The microtubule cytoskeleton and the cell wall both play key roles in plant cell growth and division, determining the plants final stature. At near weightlessness, tubulin polymerizes into microtubules in vitro, but these microtubules do not self-organize in the ordered patterns observed at 1g. Likewise, at near weightlessness cortical microtubules in protoplasts have difficulty organizing into parallel arrays, which are required for proper plant cell elongation. However, intact plants do grow in space and therefore should have a normally functioning microtubule cytoskeleton. Since the main difference between protoplasts and plant cells in a tissue is the presence of a cell wall, we studied single, but walled, tobacco BY-2 suspension-cultured cells during an 8-day space-flight experiment on board of the Soyuz capsule and the International Space Station during the 12S mission (March-April 2006). We show that the cortical microtubule density, ordering and orientation in isolated walled plant cells are unaffected by near weightlessness, as are the orientation of the cellulose microfibrils, cell proliferation, and cell shape. Likely, tissue organization is not essential for the organization of these structures in space. When combined with the fact that many recovering protoplasts have an aberrant cortical microtubule cytoskeleton, the results suggest a role for the cell wall, or its production machinery, in structuring the microtubule cytoskeleton.
Theory of Biomolecular Matter

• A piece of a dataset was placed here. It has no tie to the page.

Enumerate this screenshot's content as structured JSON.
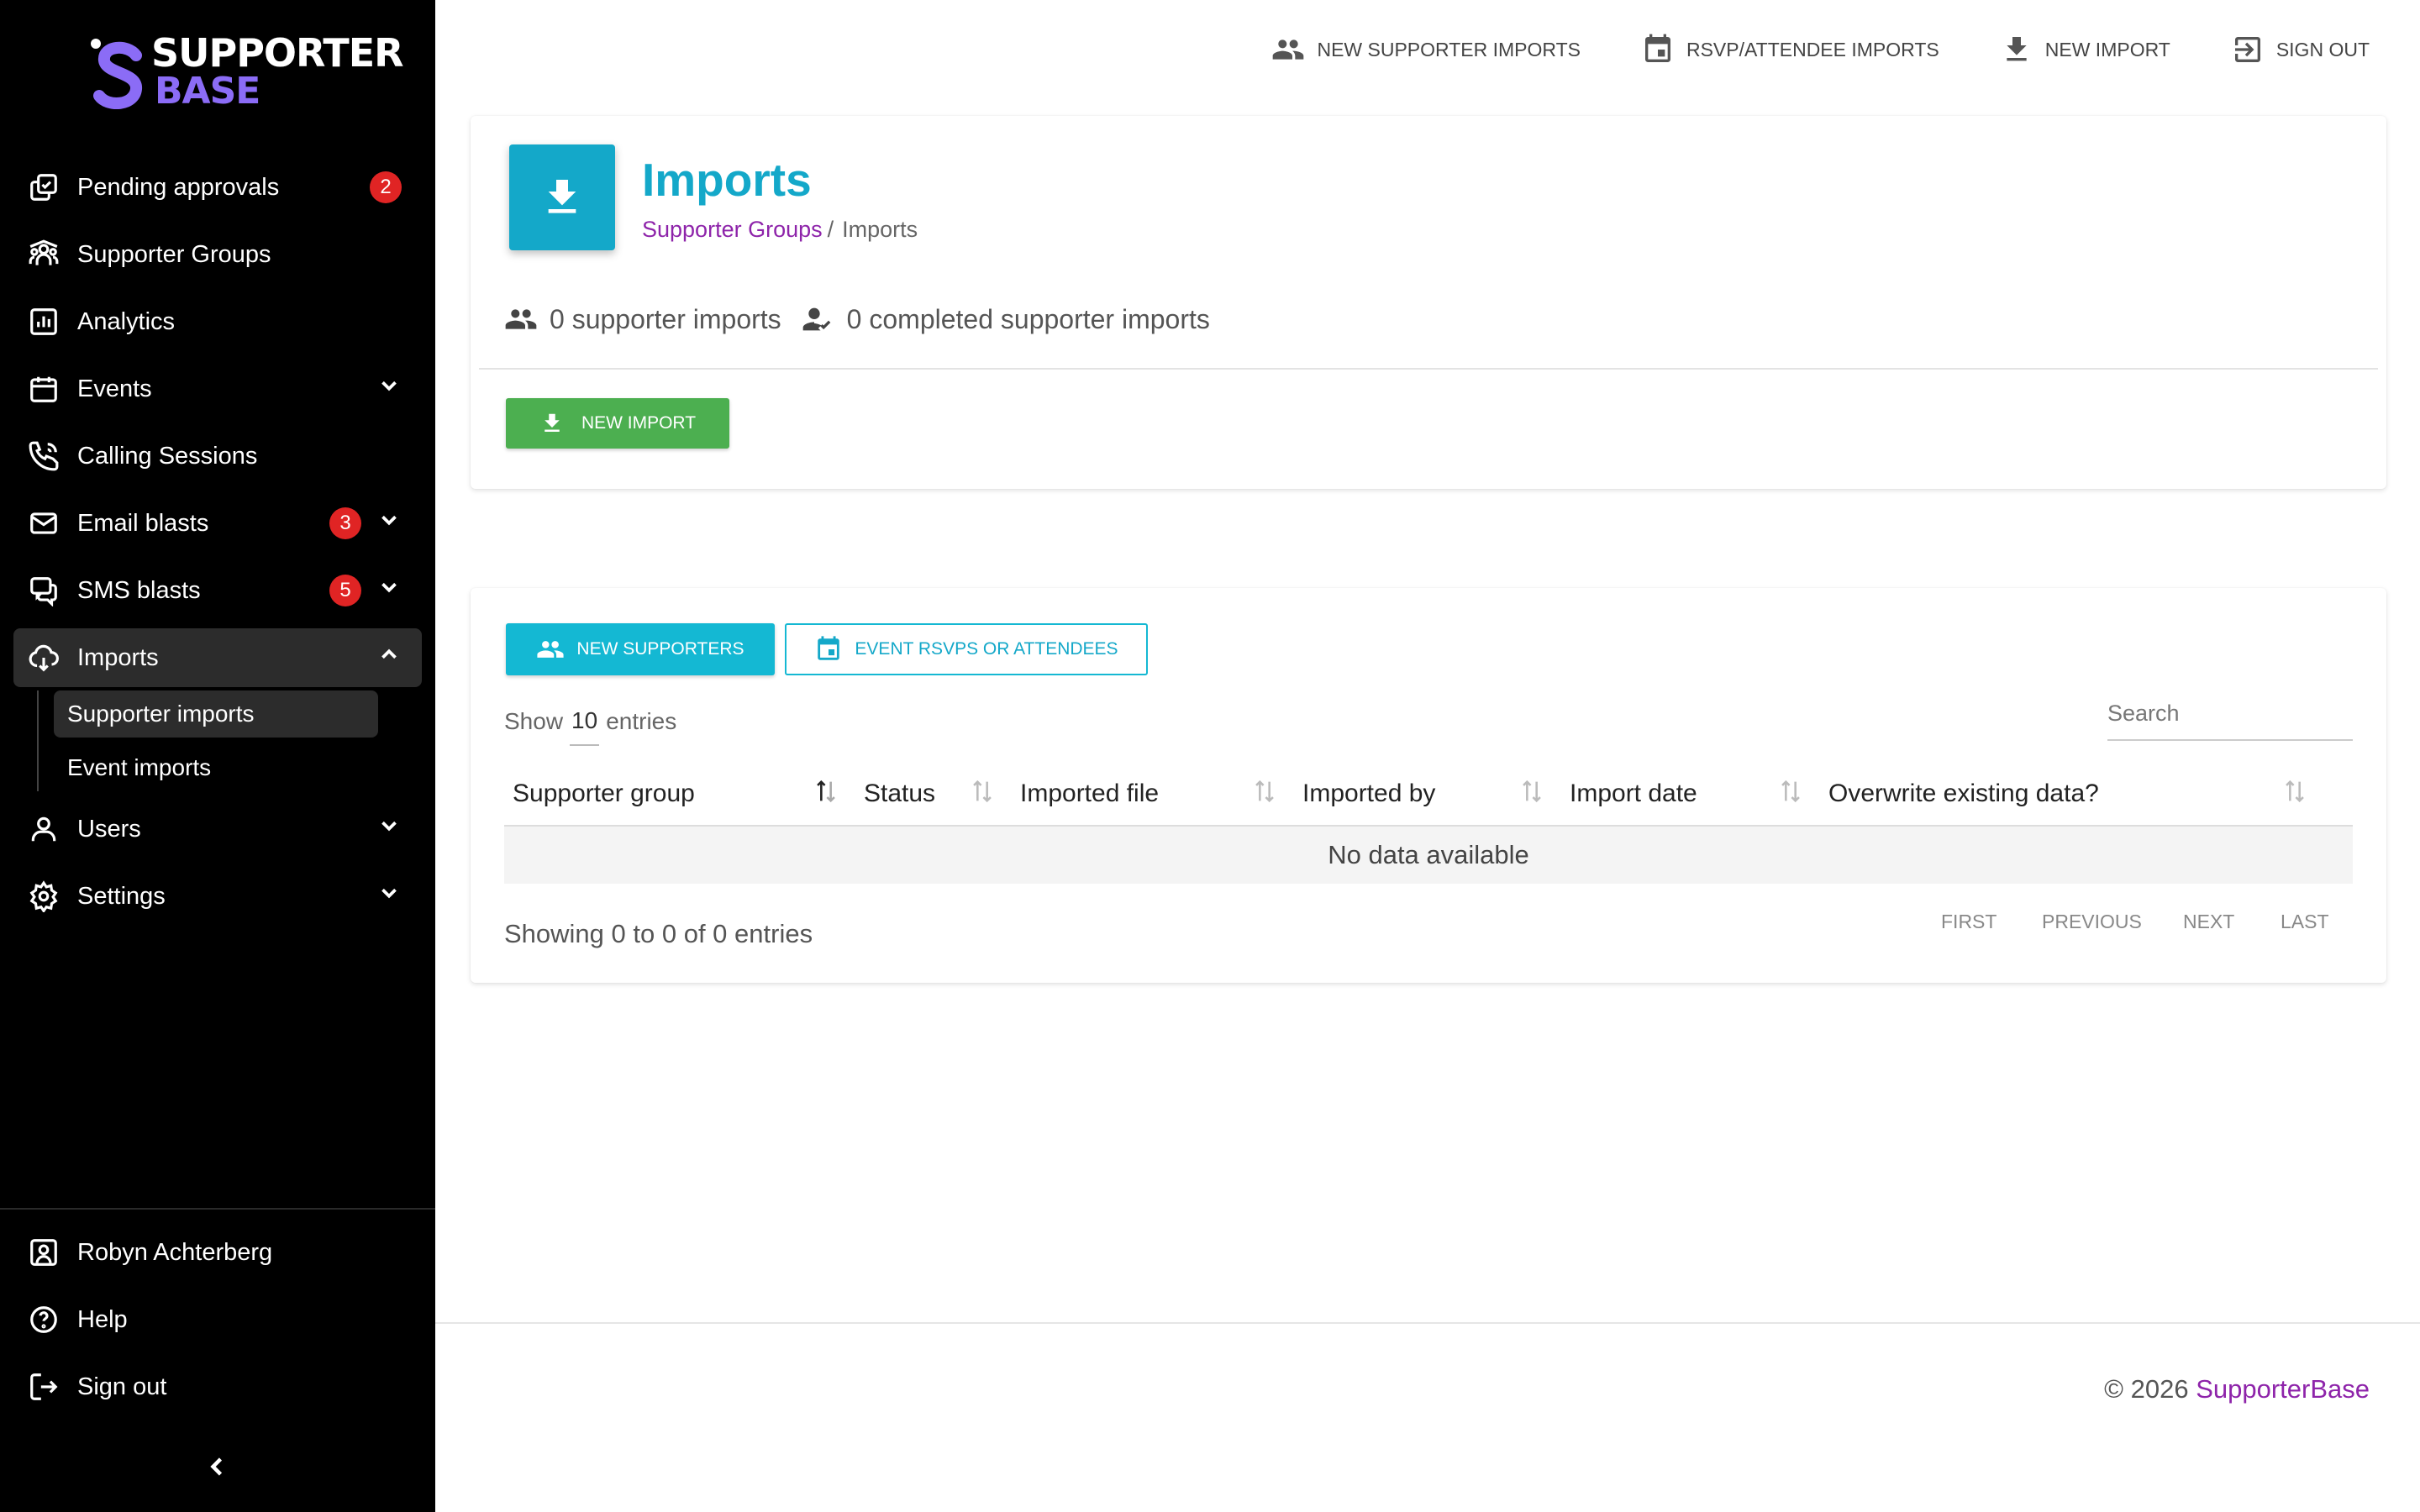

Sieberer, B. J., Kieft, H., Franssen-Verheijen, T., Emons, A. M., & Vos, J. (2009). Cell proliferation, cell shape, and microtubule and cellulose microfibril organization of tobacco BY-2 cells are not altered by exposure to near weightlessness in space. Planta, 230, 1129–1140. doi:10.1007/s00425-009-1010-7